# Randomized Algorithm Analysis

Tags CS161Complexity

# Measuring randomized algorithms

There are two ways of quantifying randomized algorithm. First, you can look at the expected runtime. This is when you have an adversarial input but a random sampling process. The adversarial input is key! The adversary chooses BEFORE you take the expectation

You can also look at worst-case runtime, which is when you have an adversary pick the input as well as the random chance outcomes.

## The formalism

We want to find $E[T(n)]$﻿. This not the same as $T(E[n])$﻿ because the $T$﻿ is not a linear function.

# Quicksort

## Implementation

1. pick a pivot
1. partition array into elements less than and greater than the pivot
1. recursively call quicksort on these smaller segments
1. weld the outputs together

## In-place implementation

It’s often more efficient to sort arrays in place. You can achieve this by using two sticks

1. pick pivot, move it to the end
1. Move blue stick and compare element on its right to the pivot
1. if an element is less than the pivot to its immediate right
1. swap with the position immediately to the right of the orange stick
1. advance blue stick by one, orange stick by one.

## Worst case complexity

Our recurrence relationship is

Now, this $|L|$﻿ and $|R|$﻿ are random variables. But in the worst case, we can assign the pivot as the least or the greatest element. This pushes everything into one partition, which yields

## Analysis of complexity: what doesn’t work

We might think to ourselves, hmm $E[|L| + |R|] = (n-1)$﻿, so it must be the case that

and so you can plug it into the recurrence relationship

and by the master theorem you get $T(n) = O(n \log n)$﻿. Right? WRONG!!

## Analysis of expected runtime: what does work

Instead, let’s think about what actually contributes to the runtime. It’s these comparisons that we make during the partition. If we can find the number of comparisons as a function of $n$﻿, this is our complexity!

More specifically, let $X_{ab}$﻿ be the indicator variable between two numbers in the list. So if $X = 1$﻿, then a comparison has happened. We want to find

Now, let’s consider an array of size $n$﻿ whose elements are just the numbers from 1 to n, for simplicity. We can use element notation, but it’s easier to wrap our heads around a real example.

Consider two numbers $a, b$﻿. When will they never be compared? Well, if the pivot is chosen between $a → b$﻿, we separate them forever. If the pivot is chosen as one of $a, b$﻿, then we are guaranteed to compare them! And if the pivot is chosen outside the range $a→ b$﻿, we can’t say the chance at the moment (hmm why can we assume this?)

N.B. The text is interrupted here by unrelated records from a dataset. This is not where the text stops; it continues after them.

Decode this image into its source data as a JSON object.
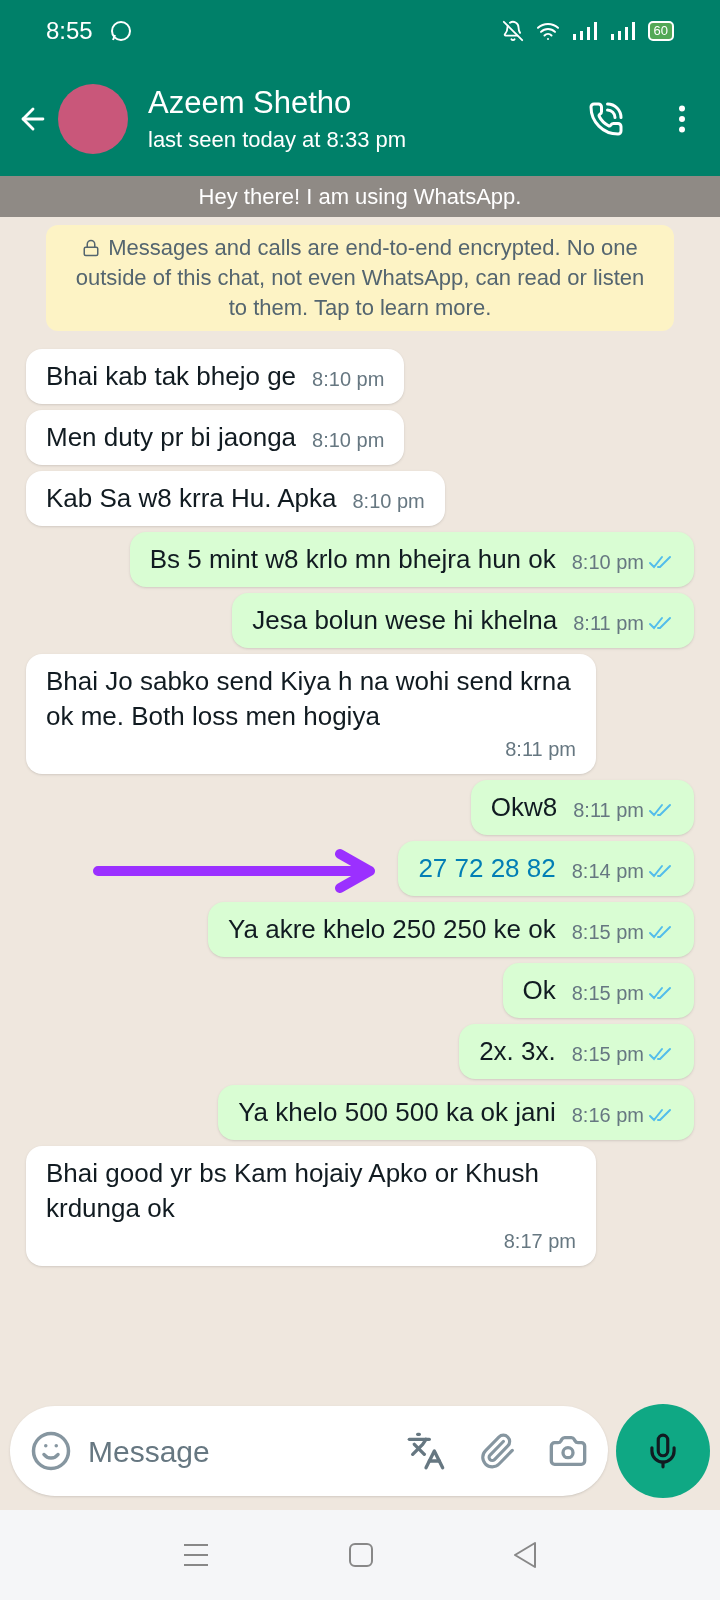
{
  "status_bar": {
    "time": "8:55",
    "battery": "60"
  },
  "header": {
    "name": "Azeem Shetho",
    "last_seen": "last seen today at 8:33 pm"
  },
  "about_toast": "Hey there! I am using WhatsApp.",
  "encryption_notice": "Messages and calls are end-to-end encrypted. No one outside of this chat, not even WhatsApp, can read or listen to them. Tap to learn more.",
  "messages": [
    {
      "kind": "in",
      "text": "Bhai kab tak bhejo ge",
      "time": "8:10 pm"
    },
    {
      "kind": "in",
      "text": "Men duty pr bi jaonga",
      "time": "8:10 pm"
    },
    {
      "kind": "in",
      "text": "Kab Sa w8 krra Hu. Apka",
      "time": "8:10 pm"
    },
    {
      "kind": "out",
      "text": "Bs 5 mint w8 krlo mn bhejra hun ok",
      "time": "8:10 pm",
      "read": true,
      "link": false
    },
    {
      "kind": "out",
      "text": "Jesa bolun wese hi khelna",
      "time": "8:11 pm",
      "read": true,
      "link": false
    },
    {
      "kind": "in",
      "text": "Bhai Jo sabko send Kiya h na wohi send krna ok me. Both loss men hogiya",
      "time": "8:11 pm"
    },
    {
      "kind": "out",
      "text": "Okw8",
      "time": "8:11 pm",
      "read": true,
      "link": false
    },
    {
      "kind": "out",
      "text": "27 72 28 82",
      "time": "8:14 pm",
      "read": true,
      "link": true
    },
    {
      "kind": "out",
      "text": "Ya akre khelo 250 250 ke ok",
      "time": "8:15 pm",
      "read": true,
      "link": false
    },
    {
      "kind": "out",
      "text": "Ok",
      "time": "8:15 pm",
      "read": true,
      "link": false
    },
    {
      "kind": "out",
      "text": "2x. 3x.",
      "time": "8:15 pm",
      "read": true,
      "link": false
    },
    {
      "kind": "out",
      "text": "Ya khelo 500 500 ka ok jani",
      "time": "8:16 pm",
      "read": true,
      "link": false
    },
    {
      "kind": "in",
      "text": "Bhai good yr bs Kam hojaiy Apko or Khush krdunga ok",
      "time": "8:17 pm"
    }
  ],
  "composer": {
    "placeholder": "Message"
  }
}
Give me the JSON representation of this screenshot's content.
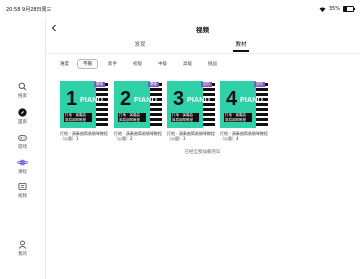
{
  "status": {
    "time": "20:58",
    "date": "9月28日周三",
    "battery": "35%",
    "battery_level": 0.35
  },
  "sidebar": {
    "items": [
      {
        "label": "搜索",
        "icon": "search-icon",
        "active": false
      },
      {
        "label": "首页",
        "icon": "compass-icon",
        "active": true
      },
      {
        "label": "游戏",
        "icon": "gamepad-icon",
        "active": false
      },
      {
        "label": "课程",
        "icon": "planet-icon",
        "active": false
      },
      {
        "label": "视频",
        "icon": "video-icon",
        "active": false
      },
      {
        "label": "我的",
        "icon": "user-icon",
        "active": false
      }
    ]
  },
  "header": {
    "title": "视频",
    "back_icon": "back-icon"
  },
  "tabs": [
    {
      "label": "发现",
      "active": false
    },
    {
      "label": "教材",
      "active": true
    }
  ],
  "filter": {
    "label": "难度",
    "options": [
      "不限",
      "新手",
      "初级",
      "中级",
      "高级",
      "挑战"
    ],
    "selected": "不限"
  },
  "cards": [
    {
      "number": "1",
      "tag": "基础",
      "caption": "打地 · 演奏曲\n简易钢琴教程",
      "title": "打地 · 演奏曲简易钢琴教程（公版）1"
    },
    {
      "number": "2",
      "tag": "基础",
      "caption": "打地 · 演奏曲\n简易钢琴教程",
      "title": "打地 · 演奏曲简易钢琴教程（公版）2"
    },
    {
      "number": "3",
      "tag": "进阶",
      "caption": "打地 · 演奏曲\n简易钢琴教程",
      "title": "打地 · 演奏曲简易钢琴教程（公版）3"
    },
    {
      "number": "4",
      "tag": "进阶",
      "caption": "打地 · 演奏曲\n简易钢琴教程",
      "title": "打地 · 演奏曲简易钢琴教程（公版）4"
    }
  ],
  "card_brand": "PIANO",
  "footer_text": "已经全部加载完毕",
  "colors": {
    "accent": "#2fd1a9",
    "tag": "#7e57c2"
  }
}
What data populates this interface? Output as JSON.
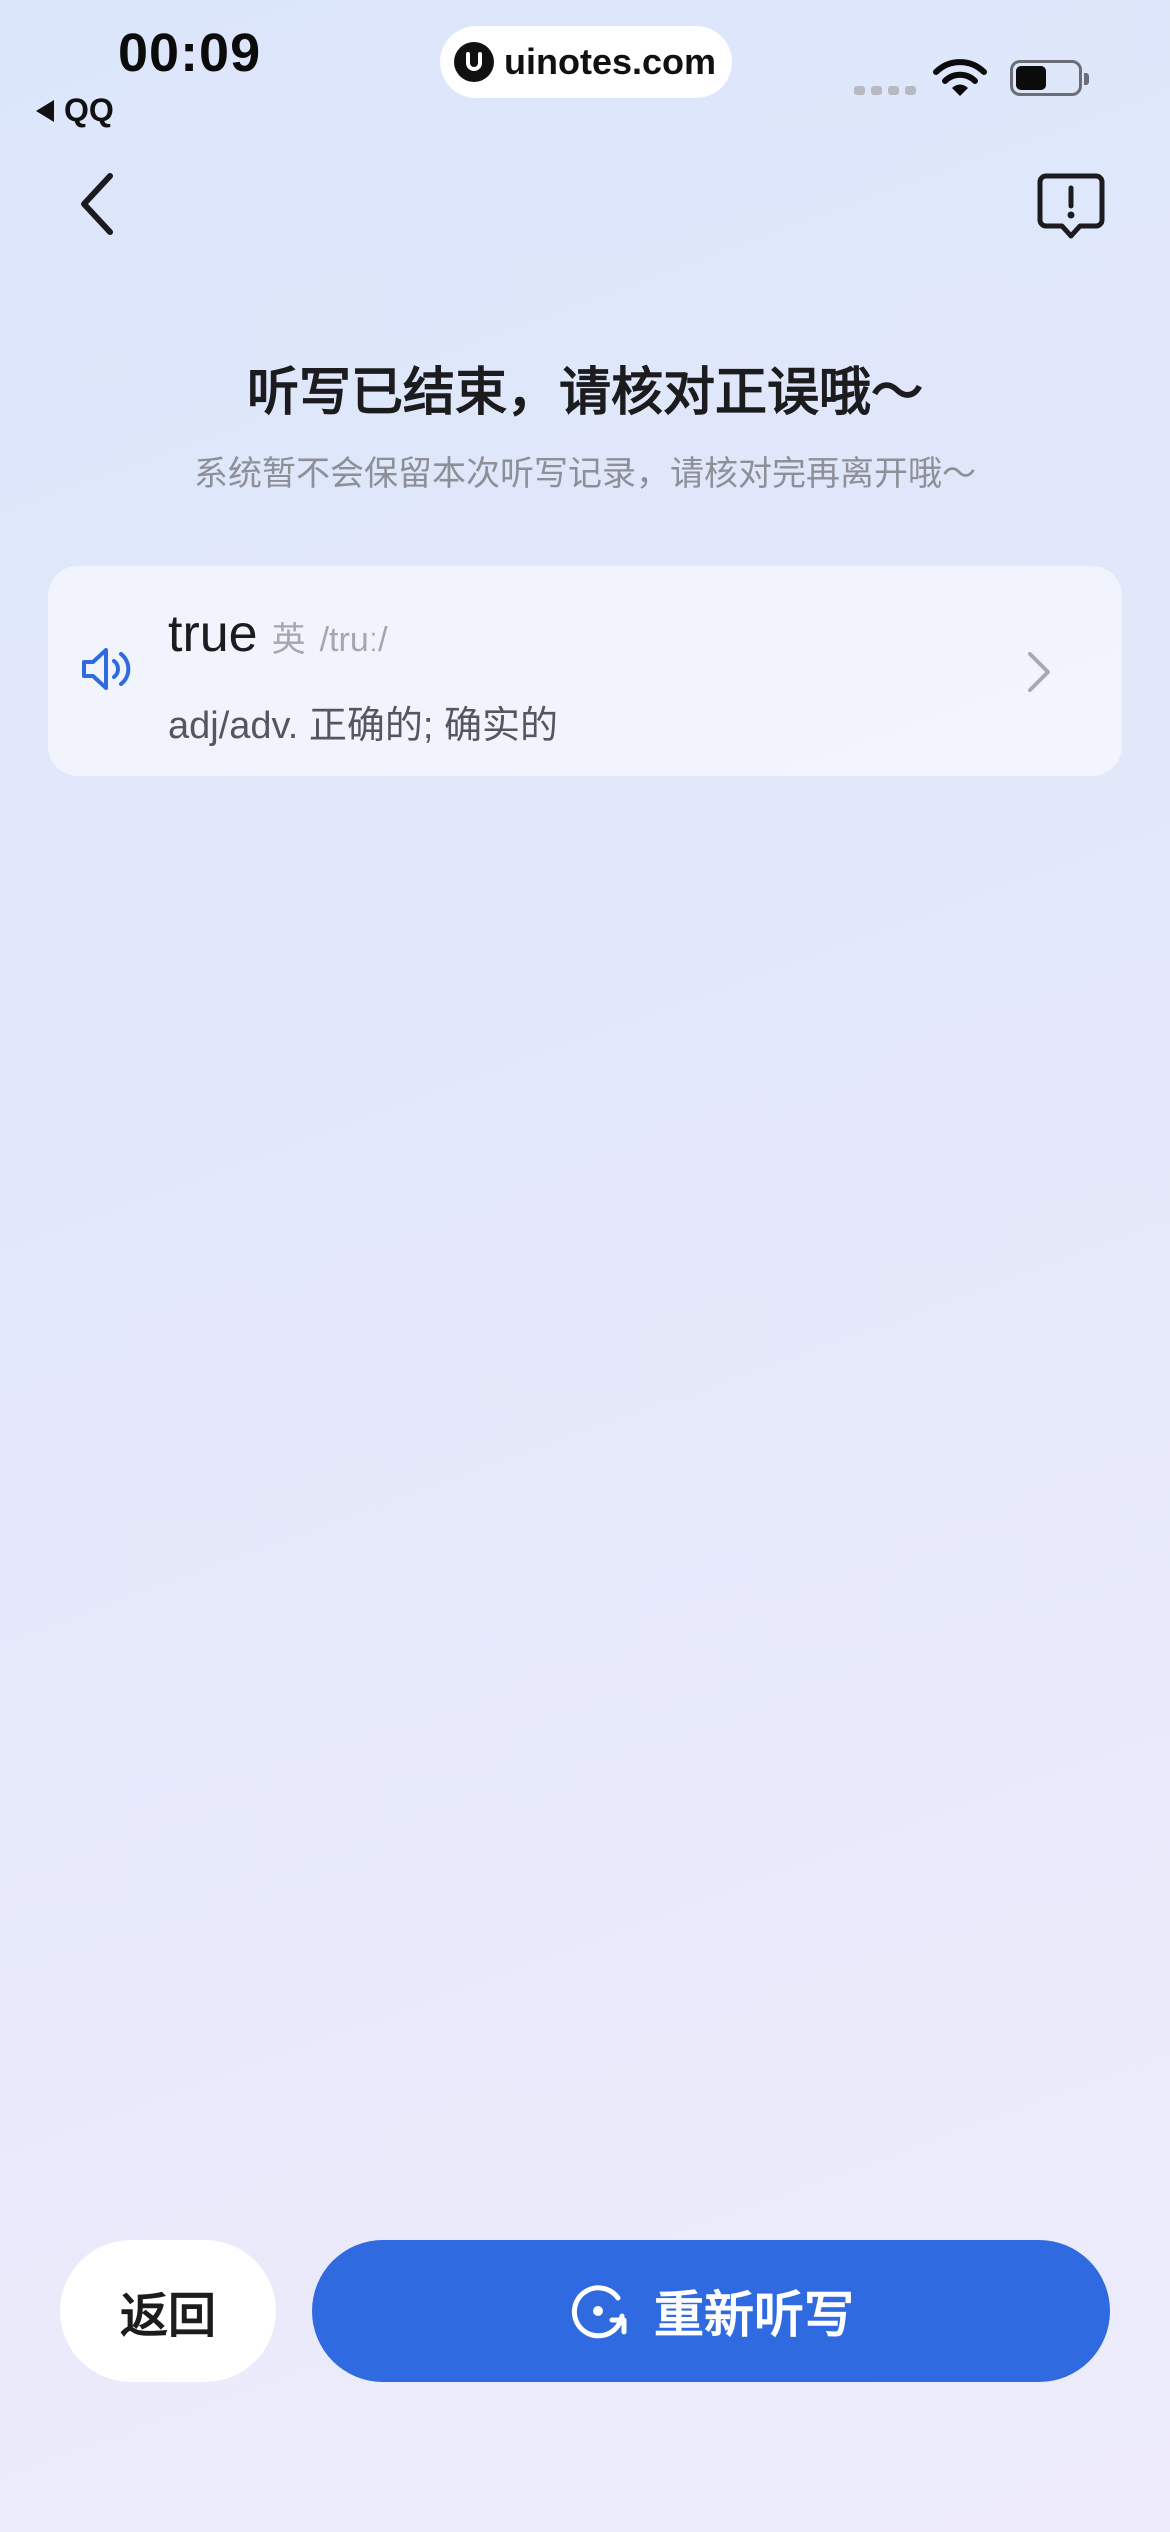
{
  "status_bar": {
    "time": "00:09",
    "back_app": "QQ",
    "site": "uinotes.com",
    "icons": [
      "signal-icon",
      "wifi-icon",
      "battery-icon"
    ]
  },
  "header": {
    "back_icon": "chevron-left-icon",
    "report_icon": "report-icon"
  },
  "main": {
    "title": "听写已结束，请核对正误哦～",
    "subtitle": "系统暂不会保留本次听写记录，请核对完再离开哦～"
  },
  "words": [
    {
      "word": "true",
      "lang": "英",
      "phonetic": "/truː/",
      "meaning": "adj/adv. 正确的; 确实的"
    }
  ],
  "buttons": {
    "return_label": "返回",
    "redo_label": "重新听写"
  },
  "colors": {
    "accent": "#306ae0",
    "text": "#1c1c1e",
    "muted": "#8e9097"
  }
}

Therefore,

The 2 comes from the ability to choose the pair, and the $b- a+ 1$﻿ is the elements in-between the two, including the two selected.

Think for a second why this is the case. And now, the expected number of comparisons is just

We can take the inner sum first and we arrive at this inequality (factoring the 2 out first)

We note that this is a harmonic series, and we have the following deriveation

• Derivation

So $\sum_{k=1}^n \frac{1}{k} \leq \ln n$﻿, which means that the following is true (we use different variables than $a, b$﻿ in these examples but they are the same mathematically)

This means that the expected runtime is $O(n\log n)$﻿

# Merge sort vs Quick Sort

Quicksort has a bad worst-case outcome of $O(n^2)$﻿ but the expected outcome is $O(n\log n)$﻿. Mergesort on the other hand always has $O(n\log n)$﻿ complexity.

We can do quicksort in-place, while merge sort in-place is not trivial, especially if you want to keep sort stability (elements with same key do not get moved around)